Boom lines up Kratos for supersonic airliner engine


Supersonic airliner developer Boom is partnering with aerospace and defense company Kratos GE Additive and StandardAero on the propulsion system for its Overture aircraft.

The US-based Boom is developing the Mach 2.2-capable Overture to carry up to 80 passengers and have a range of 4,890 miles (7,870km) and will be powered by four engines.

Boom plans to roll out the first completed Overture aircraft in 2026, conduct the first flight the following year and  has entry into service planned for 2029. Production of the first Overture aircraft is set to commence in 2024.

Overture’s propulsion system, called Symphony is being designe in partnership with Florida Turbine Technologies (FTT), which is part of Kratos. GE Additive is to provide additive technology design consulting, and StandardAero for maintenance.

Symphony will be a medium-bypass turbofan engine with the same basic engine architecture that currently powers all modern commercial aircraft.

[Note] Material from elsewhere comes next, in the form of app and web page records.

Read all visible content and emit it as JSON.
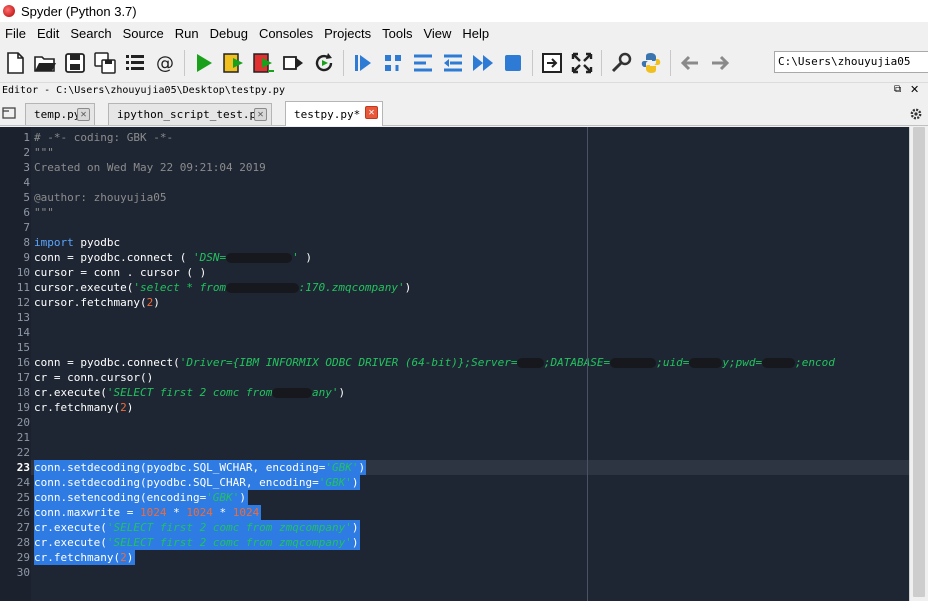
{
  "window": {
    "title": "Spyder (Python 3.7)"
  },
  "menu": [
    "File",
    "Edit",
    "Search",
    "Source",
    "Run",
    "Debug",
    "Consoles",
    "Projects",
    "Tools",
    "View",
    "Help"
  ],
  "toolbar": {
    "working_dir": "C:\\Users\\zhouyujia05",
    "icons": [
      "new-file-icon",
      "open-file-icon",
      "save-icon",
      "save-all-icon",
      "outline-icon",
      "at-icon",
      "run-icon",
      "run-cell-icon",
      "run-cell-advance-icon",
      "run-selection-icon",
      "rerun-icon",
      "debug-icon",
      "step-icon",
      "step-into-icon",
      "step-return-icon",
      "continue-icon",
      "stop-icon",
      "maximize-pane-icon",
      "fullscreen-icon",
      "preferences-icon",
      "pythonpath-icon",
      "back-icon",
      "forward-icon"
    ]
  },
  "editor": {
    "title": "Editor - C:\\Users\\zhouyujia05\\Desktop\\testpy.py",
    "tabs": [
      {
        "label": "temp.py"
      },
      {
        "label": "ipython_script_test.py"
      },
      {
        "label": "testpy.py*"
      }
    ],
    "current_line": 23,
    "selected_lines": [
      23,
      24,
      25,
      26,
      27,
      28,
      29
    ],
    "code_lines": [
      "# -*- coding: GBK -*-",
      "\"\"\"",
      "Created on Wed May 22 09:21:04 2019",
      "",
      "@author: zhouyujia05",
      "\"\"\"",
      "",
      "import pyodbc",
      "conn = pyodbc.connect ( 'DSN=          ' )",
      "cursor = conn . cursor ( )",
      "cursor.execute('select * from           :170.zmqcompany')",
      "cursor.fetchmany(2)",
      "",
      "",
      "",
      "conn = pyodbc.connect('Driver={IBM INFORMIX ODBC DRIVER (64-bit)};Server=    ;DATABASE=       ;uid=     y;pwd=     ;encod",
      "cr = conn.cursor()",
      "cr.execute('SELECT first 2 comc from      any')",
      "cr.fetchmany(2)",
      "",
      "",
      "",
      "conn.setdecoding(pyodbc.SQL_WCHAR, encoding='GBK')",
      "conn.setdecoding(pyodbc.SQL_CHAR, encoding='GBK')",
      "conn.setencoding(encoding='GBK')",
      "conn.maxwrite = 1024 * 1024 * 1024",
      "cr.execute('SELECT first 2 comc from zmqcompany')",
      "cr.execute('SELECT first 2 comc from zmqcompany')",
      "cr.fetchmany(2)",
      ""
    ]
  }
}
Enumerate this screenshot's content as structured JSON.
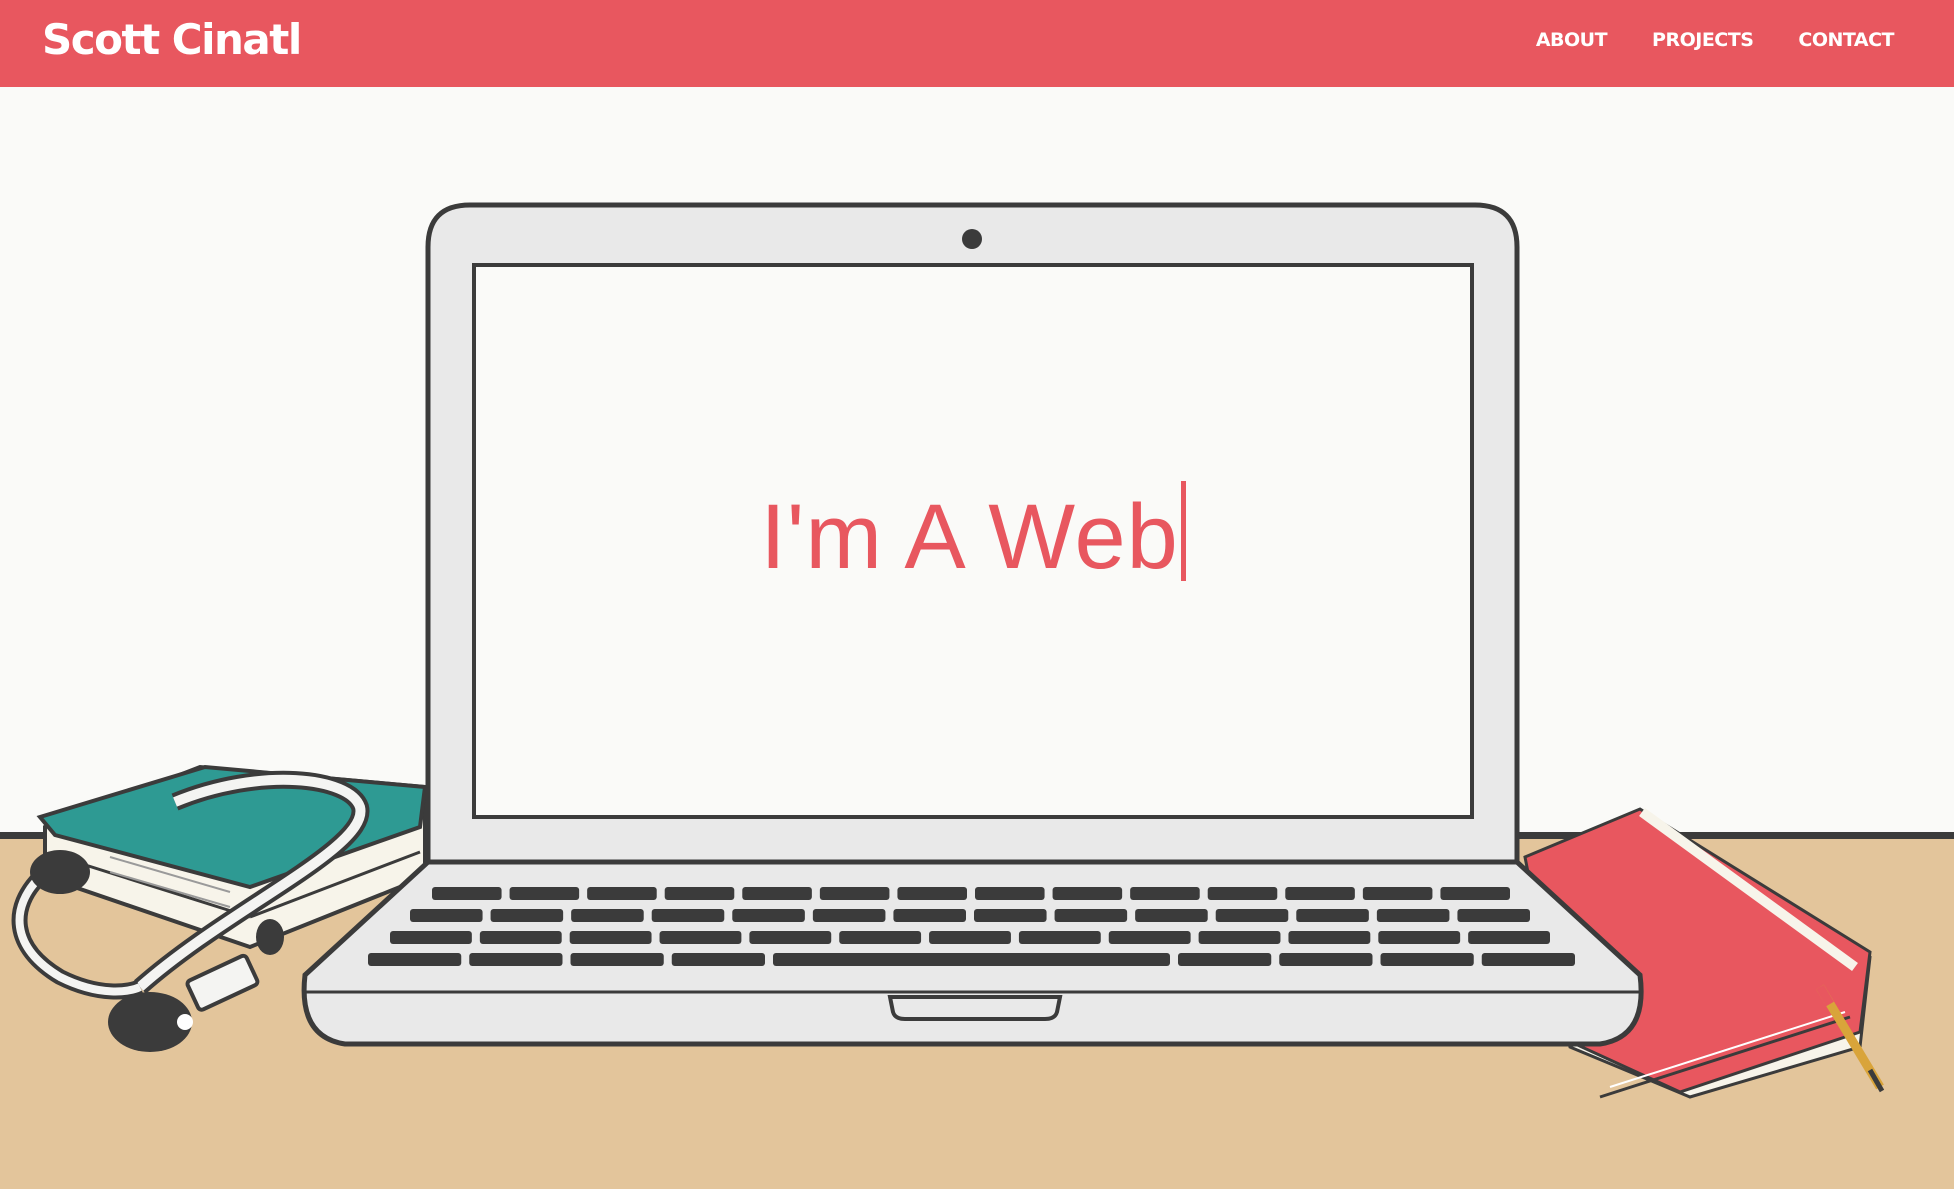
{
  "header": {
    "brand": "Scott Cinatl",
    "nav": [
      {
        "label": "ABOUT"
      },
      {
        "label": "PROJECTS"
      },
      {
        "label": "CONTACT"
      }
    ]
  },
  "hero": {
    "headline": "I'm A Web"
  },
  "colors": {
    "accent": "#e8575f",
    "background": "#fafaf8",
    "desk": "#e3c59b",
    "book_teal": "#2e9a93",
    "notebook_red": "#e8575f",
    "outline": "#3b3b3b"
  },
  "icons": [
    "laptop-illustration",
    "book-illustration",
    "headphones-illustration",
    "notebook-illustration",
    "pencil-illustration"
  ]
}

Unlike subsonic turbofans, this new propulsion system will include a Boom-designed axisymmetric supersonic intake, a variable-geometry low-noise exhaust nozzle, and a passively cooled high-pressure turbine.

rendering of boom supersonic engine

Image: Boom Supersonic

“Developing a supersonic engine specifically for Overture offers by far the best value proposition for our customers,” said Blake Scholl, Founder and CEO of Boom Supersonic. “Through the Symphony program, we can provide our customers with an economically and environmentally sustainable supersonic airplane—a combination unattainable with the current constraints of derivative engines and industry norms.”

Symphony will be a bespoke design that uses existing technologies and materials to achieve supersonic performance and efficiency. Boom is also aiming for the propulsion system to operate at net zero carbon and meet Chapter 14 noise levels.

FTT’s supersonic engine design experience includes key engineers responsible for the design of the F-119 and F-135 supersonic engines that power the F-22 and F-35.

“The team at FTT has a decades-long history of developing innovative, high-performance propulsion solutions,” said Stacey Rock, President of Florida Turbine Technologies. “We are proud to team with Boom and its Symphony partners and look forward to developing the first bespoke engine for sustainable, economical supersonic flight.”

Symphony specification

  • Architecture: twin-spool, medium-bypass turbofan engine, no afterburner
  • Thrust: 35,000lbs at takeoff
  • Fuel: optimized for 100% Sustainable Aviation Fuel
  • Single-stage fan designed for quiet operation
  • Passively cooled high-pressure turbine
  • Additive manufacturing for low weight, low part count, and reduced assembly costs
  • Certification: compliant with FAA and EASA Part 33 requirements


Share this story:

About Author

Comments are closed.